Yesterday was a gem of a day in central Missouri. A cold front passed through our region during the early morning hours and, as I walked through campus just after dawn, a soft north breeze had pushed the hot, hazy summer off to the south.Birdsong was noticeably more vibrant while the cicada chorus, not fueled by tropical air, was less intense. Show More Summary
Every once in awhile...no, every day I am reminded that I may be the luckiest person alive. I have two healthy kids who are sweet and considerate and smart. I live in a beautiful place that I love fiercely. Everything on me works, and nothing hurts. Show More Summary
The Animas River rises in the San Juan Mountains of southwest Colorado; flowing southward through Silverton and Durango, it merges with the San Juan River, a major tributary of the Colorado, in Farmington, New Mexico. This past week,...Show More Summary
Yesterday afternoon, my wife spotted a walking stick on the ceiling of our back porch, a special treat for our two grandsons.

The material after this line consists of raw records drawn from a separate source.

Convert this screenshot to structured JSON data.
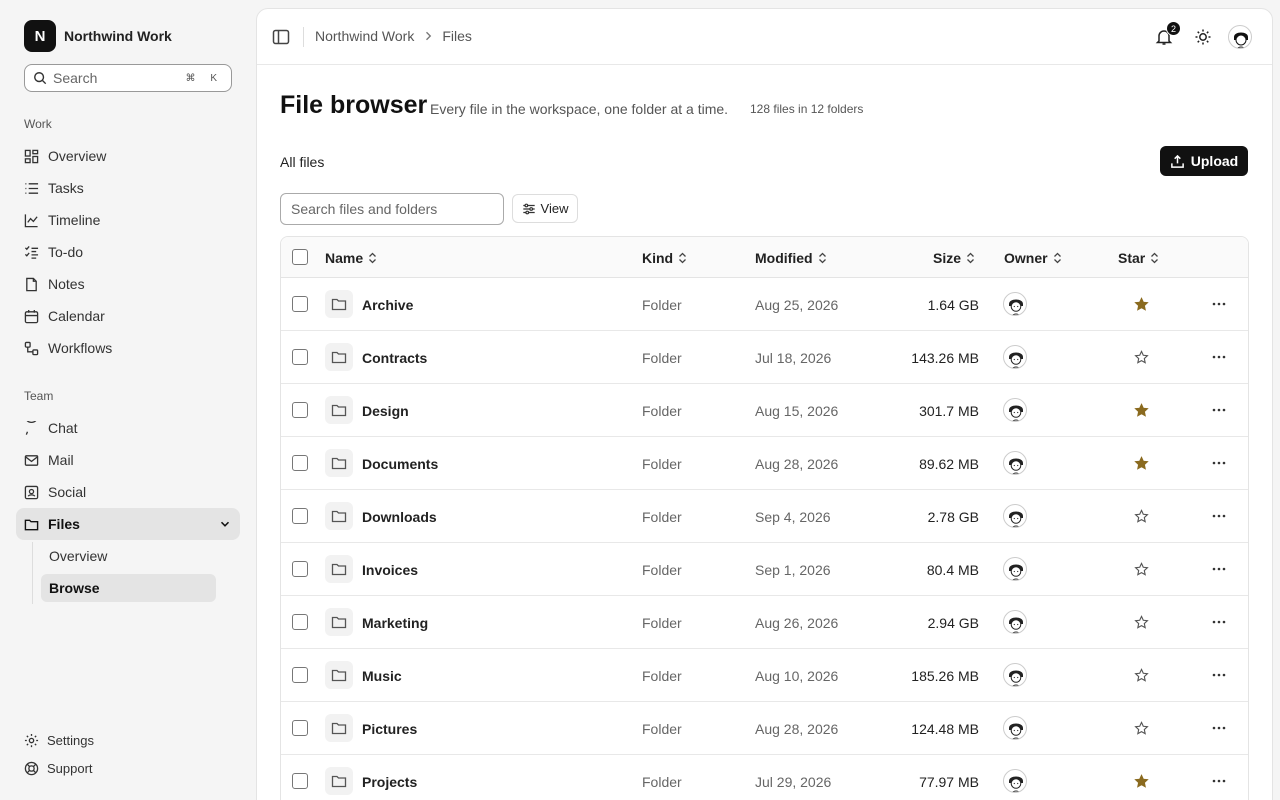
{
  "brand": {
    "initial": "N",
    "name": "Northwind Work"
  },
  "search": {
    "label": "Search",
    "shortcut": "⌘ K"
  },
  "sections": {
    "work": "Work",
    "team": "Team"
  },
  "nav": {
    "work": [
      {
        "label": "Overview",
        "icon": "grid-icon"
      },
      {
        "label": "Tasks",
        "icon": "list-icon"
      },
      {
        "label": "Timeline",
        "icon": "chart-line-icon"
      },
      {
        "label": "To-do",
        "icon": "checklist-icon"
      },
      {
        "label": "Notes",
        "icon": "note-icon"
      },
      {
        "label": "Calendar",
        "icon": "calendar-icon"
      },
      {
        "label": "Workflows",
        "icon": "workflow-icon"
      }
    ],
    "team": [
      {
        "label": "Chat",
        "icon": "chat-icon"
      },
      {
        "label": "Mail",
        "icon": "mail-icon"
      },
      {
        "label": "Social",
        "icon": "social-icon"
      }
    ],
    "files": {
      "label": "Files",
      "icon": "folder-icon",
      "expanded": true,
      "children": [
        {
          "label": "Overview",
          "active": false
        },
        {
          "label": "Browse",
          "active": true
        }
      ]
    },
    "footer": [
      {
        "label": "Settings",
        "icon": "gear-icon"
      },
      {
        "label": "Support",
        "icon": "lifebuoy-icon"
      }
    ]
  },
  "topbar": {
    "breadcrumb": [
      "Northwind Work",
      "Files"
    ],
    "notifications_count": "2"
  },
  "page": {
    "title": "File browser",
    "description": "Every file in the workspace, one folder at a time.",
    "count": "128 files in 12 folders",
    "section": "All files",
    "upload_label": "Upload",
    "filter_placeholder": "Search files and folders",
    "view_label": "View"
  },
  "table": {
    "columns": [
      "Name",
      "Kind",
      "Modified",
      "Size",
      "Owner",
      "Star"
    ],
    "rows": [
      {
        "name": "Archive",
        "kind": "Folder",
        "modified": "Aug 25, 2026",
        "size": "1.64 GB",
        "starred": true
      },
      {
        "name": "Contracts",
        "kind": "Folder",
        "modified": "Jul 18, 2026",
        "size": "143.26 MB",
        "starred": false
      },
      {
        "name": "Design",
        "kind": "Folder",
        "modified": "Aug 15, 2026",
        "size": "301.7 MB",
        "starred": true
      },
      {
        "name": "Documents",
        "kind": "Folder",
        "modified": "Aug 28, 2026",
        "size": "89.62 MB",
        "starred": true
      },
      {
        "name": "Downloads",
        "kind": "Folder",
        "modified": "Sep 4, 2026",
        "size": "2.78 GB",
        "starred": false
      },
      {
        "name": "Invoices",
        "kind": "Folder",
        "modified": "Sep 1, 2026",
        "size": "80.4 MB",
        "starred": false
      },
      {
        "name": "Marketing",
        "kind": "Folder",
        "modified": "Aug 26, 2026",
        "size": "2.94 GB",
        "starred": false
      },
      {
        "name": "Music",
        "kind": "Folder",
        "modified": "Aug 10, 2026",
        "size": "185.26 MB",
        "starred": false
      },
      {
        "name": "Pictures",
        "kind": "Folder",
        "modified": "Aug 28, 2026",
        "size": "124.48 MB",
        "starred": false
      },
      {
        "name": "Projects",
        "kind": "Folder",
        "modified": "Jul 29, 2026",
        "size": "77.97 MB",
        "starred": true
      }
    ]
  },
  "colors": {
    "star_filled": "#8a6a1f",
    "accent": "#111111"
  }
}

Not always so easy to find (due to their excellent camouflage) stick insects are primarily nocturnal and are...Show More Summary
Springwatch explores the disappearance of garden birds over the summer months.
There was a bunneh holding a sunflower balloon when I got to Hodge's house on my birthday morning. That night, there was Grandma Cree's lemon pound cake, swimming in lemon sauce and so, so delicious, to share with Hodge, husband John, Corey and Phoebe. Show More Summary
For the past few days (and perhaps quite a few more), a dome of high pressure has settled over the Southern Plains and lower Mississippi Valley. Beneath that atmospheric dome, air is sinking and heating up, producing afternoon highsShow More Summary
Moving a basket of seashells yesterday morning, I was startled when a five-lined skink scurried out and disappeared beneath the deck. Its bright blue tail indicated that it was a juvenile, likely scouring the basket for insects.LikeShow More Summary
Dropping off last night's veggie scraps at our compost bin, I caught sight of a large centipede that scurried across the slatted wall as I opened the lid. These carnivorous arthropods date back to the Silurian Period, some 440 million...Show More Summary
I have so many favorite things at Mt. Auburn Cemetery, but I have to put the stone dogs at the top of my list. I couldn't remember having seen this fantastic monument, this faithful marble fella. Hodge said, "You've seen this one!" but I'm not sure I had. Show More Summary
After reading and writing about the journey of Lewis & Clark over the past few days, I decided to conduct an expedition of my own along the Missouri River. So, this morning, I headed south from Columbia, dipping across Gans Creek atShow More Summary
Is the Sparrowhawk an awe inspiring master of the skies, or an uninvited and unwelcome garden pest?
Guest blog from Pete Hill, BLF Dragonscapes Habitat Officer of the Amphibian & Reptile Conservation Trust (ARC)
Two and a half months after leaving Fort Mandan, Lewis, Clark and their crew found themselves at the base of the Great Falls of the Missouri. Hampered by rugged terrain, a carpet of prickly pear cacti, hail storms, hostile grizzliesShow More Summary
During the construction of their winter camp in west-central North Dakota, Lewis and Clark noted ice flows on the Missouri by mid November (1804) and reported that the river had iced over in early December. Breakup did not commence until...Show More Summary
Four months into their journey up the Missouri River, the Lewis & Clark party found themselves at the mouth of the White River, in southern South Dakota. From there, the Missouri would lead them NNW to Fort Mandan, their wintering site...Show More Summary
Having lived within the Missouri River watershed for much of my life (along the Colorado Front Range and in Columbia, Missouri), I decided it was time to read The Journals of Lewis and Clark. Not interested in wading through the official...Show More Summary
It’s a hot, humid day in mid-July, and a hooded warbler sings his clear, whistled “ta-wit, ta-wit, ta-wit, tee-yo” song. Because hooded warblers have one of the loudest and clearest of warbler songs, it can be heard a long distance, which may be why I can hear it despite a slight hearing loss as I age.
It never even occurred to me that celebrating my birthday in a cemetery was anything to remark upon, until someone remarked upon it. Mount Auburn Cemetery is one of my happy places. It's a place of great beauty, tranquility, comfort and happiness for me. Show More Summary
Having bred on the Arctic tundra or across the Northern Plains, shorebirds funnel south in summer, passing through the American Heartland from July through early November; for many species, August is the peak of their migration to southern...Show More Summary